┌──

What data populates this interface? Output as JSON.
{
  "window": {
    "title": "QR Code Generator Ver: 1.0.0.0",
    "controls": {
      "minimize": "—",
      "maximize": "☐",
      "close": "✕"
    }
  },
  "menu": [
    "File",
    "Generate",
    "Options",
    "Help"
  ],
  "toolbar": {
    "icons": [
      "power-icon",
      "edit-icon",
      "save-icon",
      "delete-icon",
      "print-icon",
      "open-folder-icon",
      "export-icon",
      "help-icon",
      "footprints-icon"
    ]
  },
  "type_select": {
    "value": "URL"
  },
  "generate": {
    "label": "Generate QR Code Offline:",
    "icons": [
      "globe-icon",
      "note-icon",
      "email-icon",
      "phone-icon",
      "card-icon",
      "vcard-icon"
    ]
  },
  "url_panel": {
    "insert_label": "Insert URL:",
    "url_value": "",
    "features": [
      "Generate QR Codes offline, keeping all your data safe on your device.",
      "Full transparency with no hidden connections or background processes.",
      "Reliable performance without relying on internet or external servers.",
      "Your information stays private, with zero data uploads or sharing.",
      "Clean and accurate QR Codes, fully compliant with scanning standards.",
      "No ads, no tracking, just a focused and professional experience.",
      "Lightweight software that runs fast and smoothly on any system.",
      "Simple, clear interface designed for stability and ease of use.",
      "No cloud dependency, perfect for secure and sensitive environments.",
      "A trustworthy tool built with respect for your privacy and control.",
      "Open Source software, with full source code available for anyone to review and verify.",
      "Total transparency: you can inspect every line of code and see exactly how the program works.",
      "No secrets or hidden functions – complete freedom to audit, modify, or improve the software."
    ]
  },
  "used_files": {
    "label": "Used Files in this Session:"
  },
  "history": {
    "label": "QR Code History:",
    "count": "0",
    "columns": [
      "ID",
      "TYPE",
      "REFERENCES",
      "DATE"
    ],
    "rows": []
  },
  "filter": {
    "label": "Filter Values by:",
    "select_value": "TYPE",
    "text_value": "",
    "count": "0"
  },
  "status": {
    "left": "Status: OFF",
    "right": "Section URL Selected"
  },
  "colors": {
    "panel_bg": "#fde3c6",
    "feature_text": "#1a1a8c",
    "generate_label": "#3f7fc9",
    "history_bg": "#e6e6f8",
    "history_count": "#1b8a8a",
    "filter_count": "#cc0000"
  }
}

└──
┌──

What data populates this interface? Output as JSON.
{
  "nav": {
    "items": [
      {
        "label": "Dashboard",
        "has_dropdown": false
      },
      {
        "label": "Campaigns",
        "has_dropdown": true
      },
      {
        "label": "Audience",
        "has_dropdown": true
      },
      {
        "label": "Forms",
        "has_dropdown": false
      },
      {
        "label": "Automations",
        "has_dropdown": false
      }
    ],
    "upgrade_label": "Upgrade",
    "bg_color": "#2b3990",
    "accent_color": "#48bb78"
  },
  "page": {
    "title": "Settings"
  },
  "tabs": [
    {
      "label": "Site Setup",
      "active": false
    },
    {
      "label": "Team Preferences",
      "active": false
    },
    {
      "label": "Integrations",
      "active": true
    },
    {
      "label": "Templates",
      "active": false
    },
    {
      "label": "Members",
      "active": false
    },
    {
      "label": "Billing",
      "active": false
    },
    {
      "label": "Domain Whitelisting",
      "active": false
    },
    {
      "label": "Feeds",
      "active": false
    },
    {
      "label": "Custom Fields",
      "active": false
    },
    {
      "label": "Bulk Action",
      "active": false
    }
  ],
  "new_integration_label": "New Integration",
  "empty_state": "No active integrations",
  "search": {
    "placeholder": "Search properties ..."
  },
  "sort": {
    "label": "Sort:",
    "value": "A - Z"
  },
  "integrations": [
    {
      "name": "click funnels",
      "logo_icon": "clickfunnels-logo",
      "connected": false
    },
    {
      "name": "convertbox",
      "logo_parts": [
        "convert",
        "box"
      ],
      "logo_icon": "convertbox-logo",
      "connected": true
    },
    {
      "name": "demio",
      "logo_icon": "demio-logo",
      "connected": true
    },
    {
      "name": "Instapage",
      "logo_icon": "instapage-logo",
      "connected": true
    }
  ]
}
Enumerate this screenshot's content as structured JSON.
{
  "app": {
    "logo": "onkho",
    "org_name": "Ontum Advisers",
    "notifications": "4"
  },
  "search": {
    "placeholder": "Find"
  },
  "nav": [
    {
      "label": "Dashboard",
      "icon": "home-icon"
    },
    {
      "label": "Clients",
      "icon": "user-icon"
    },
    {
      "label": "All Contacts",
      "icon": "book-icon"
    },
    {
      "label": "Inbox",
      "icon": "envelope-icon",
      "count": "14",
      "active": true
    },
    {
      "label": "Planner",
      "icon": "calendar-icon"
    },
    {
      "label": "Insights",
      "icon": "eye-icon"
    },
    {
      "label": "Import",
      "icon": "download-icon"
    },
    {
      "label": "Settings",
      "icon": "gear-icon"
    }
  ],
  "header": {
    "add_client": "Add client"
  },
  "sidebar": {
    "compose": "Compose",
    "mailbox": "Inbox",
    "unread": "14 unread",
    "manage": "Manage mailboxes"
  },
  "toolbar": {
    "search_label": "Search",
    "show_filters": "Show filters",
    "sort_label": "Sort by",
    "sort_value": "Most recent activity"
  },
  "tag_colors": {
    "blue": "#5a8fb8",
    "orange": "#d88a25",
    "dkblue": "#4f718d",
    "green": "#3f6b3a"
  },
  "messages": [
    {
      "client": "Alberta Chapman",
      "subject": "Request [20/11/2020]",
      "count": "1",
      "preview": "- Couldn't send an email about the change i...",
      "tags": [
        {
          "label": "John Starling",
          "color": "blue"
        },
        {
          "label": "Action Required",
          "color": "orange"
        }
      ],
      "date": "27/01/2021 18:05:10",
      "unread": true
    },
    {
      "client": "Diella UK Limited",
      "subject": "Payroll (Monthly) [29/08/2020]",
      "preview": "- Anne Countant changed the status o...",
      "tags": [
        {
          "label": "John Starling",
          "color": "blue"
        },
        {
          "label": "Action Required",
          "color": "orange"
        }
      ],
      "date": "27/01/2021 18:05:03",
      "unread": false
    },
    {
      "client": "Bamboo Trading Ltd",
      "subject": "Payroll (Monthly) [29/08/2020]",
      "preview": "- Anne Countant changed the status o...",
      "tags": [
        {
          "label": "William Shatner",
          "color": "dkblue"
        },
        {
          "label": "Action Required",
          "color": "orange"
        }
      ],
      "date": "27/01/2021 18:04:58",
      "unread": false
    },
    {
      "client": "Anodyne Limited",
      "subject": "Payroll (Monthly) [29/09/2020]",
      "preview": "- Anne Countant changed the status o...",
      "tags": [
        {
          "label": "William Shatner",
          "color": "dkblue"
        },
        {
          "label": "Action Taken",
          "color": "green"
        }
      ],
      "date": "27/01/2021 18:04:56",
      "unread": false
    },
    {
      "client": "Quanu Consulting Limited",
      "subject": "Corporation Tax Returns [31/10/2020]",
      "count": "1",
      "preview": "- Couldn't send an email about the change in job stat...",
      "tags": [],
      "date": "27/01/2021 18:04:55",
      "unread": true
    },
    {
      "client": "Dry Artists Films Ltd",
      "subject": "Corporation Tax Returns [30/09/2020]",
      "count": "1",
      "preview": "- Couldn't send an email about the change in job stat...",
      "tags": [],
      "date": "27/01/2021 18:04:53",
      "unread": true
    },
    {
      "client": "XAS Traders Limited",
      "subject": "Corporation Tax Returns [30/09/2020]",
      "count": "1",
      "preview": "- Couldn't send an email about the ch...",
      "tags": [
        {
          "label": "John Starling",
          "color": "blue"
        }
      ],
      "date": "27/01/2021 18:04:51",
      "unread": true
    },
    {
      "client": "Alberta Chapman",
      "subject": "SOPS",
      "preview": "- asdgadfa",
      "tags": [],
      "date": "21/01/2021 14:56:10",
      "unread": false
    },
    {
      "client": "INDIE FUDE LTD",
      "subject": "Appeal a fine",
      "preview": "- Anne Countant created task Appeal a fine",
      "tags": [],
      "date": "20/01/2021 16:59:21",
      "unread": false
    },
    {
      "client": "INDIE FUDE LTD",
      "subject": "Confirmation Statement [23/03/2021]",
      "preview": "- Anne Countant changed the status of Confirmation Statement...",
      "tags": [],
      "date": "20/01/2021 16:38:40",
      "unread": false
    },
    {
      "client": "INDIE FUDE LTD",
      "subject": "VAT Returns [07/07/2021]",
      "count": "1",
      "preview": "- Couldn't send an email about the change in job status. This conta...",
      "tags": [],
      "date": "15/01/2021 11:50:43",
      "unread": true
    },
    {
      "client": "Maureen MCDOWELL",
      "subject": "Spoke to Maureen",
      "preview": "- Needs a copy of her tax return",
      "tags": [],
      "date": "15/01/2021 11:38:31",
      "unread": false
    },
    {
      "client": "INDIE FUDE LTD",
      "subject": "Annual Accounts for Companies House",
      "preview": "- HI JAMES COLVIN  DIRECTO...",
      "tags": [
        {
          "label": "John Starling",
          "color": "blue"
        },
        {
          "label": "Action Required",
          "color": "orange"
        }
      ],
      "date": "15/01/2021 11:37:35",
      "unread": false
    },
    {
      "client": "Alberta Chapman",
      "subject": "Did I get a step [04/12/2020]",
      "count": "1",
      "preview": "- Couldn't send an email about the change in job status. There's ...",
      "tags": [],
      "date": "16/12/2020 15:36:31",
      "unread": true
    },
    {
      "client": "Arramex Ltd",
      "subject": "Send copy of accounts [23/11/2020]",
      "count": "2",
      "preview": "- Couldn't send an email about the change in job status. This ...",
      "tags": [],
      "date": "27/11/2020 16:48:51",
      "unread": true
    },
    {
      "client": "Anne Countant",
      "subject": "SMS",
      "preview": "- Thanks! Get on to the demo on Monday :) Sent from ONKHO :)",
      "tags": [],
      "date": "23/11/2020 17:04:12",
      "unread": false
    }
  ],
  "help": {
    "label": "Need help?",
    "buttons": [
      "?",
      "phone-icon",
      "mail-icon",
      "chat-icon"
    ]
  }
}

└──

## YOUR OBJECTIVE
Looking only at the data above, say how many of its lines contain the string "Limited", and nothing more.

## RESPONSE TO THE EXERCISE
4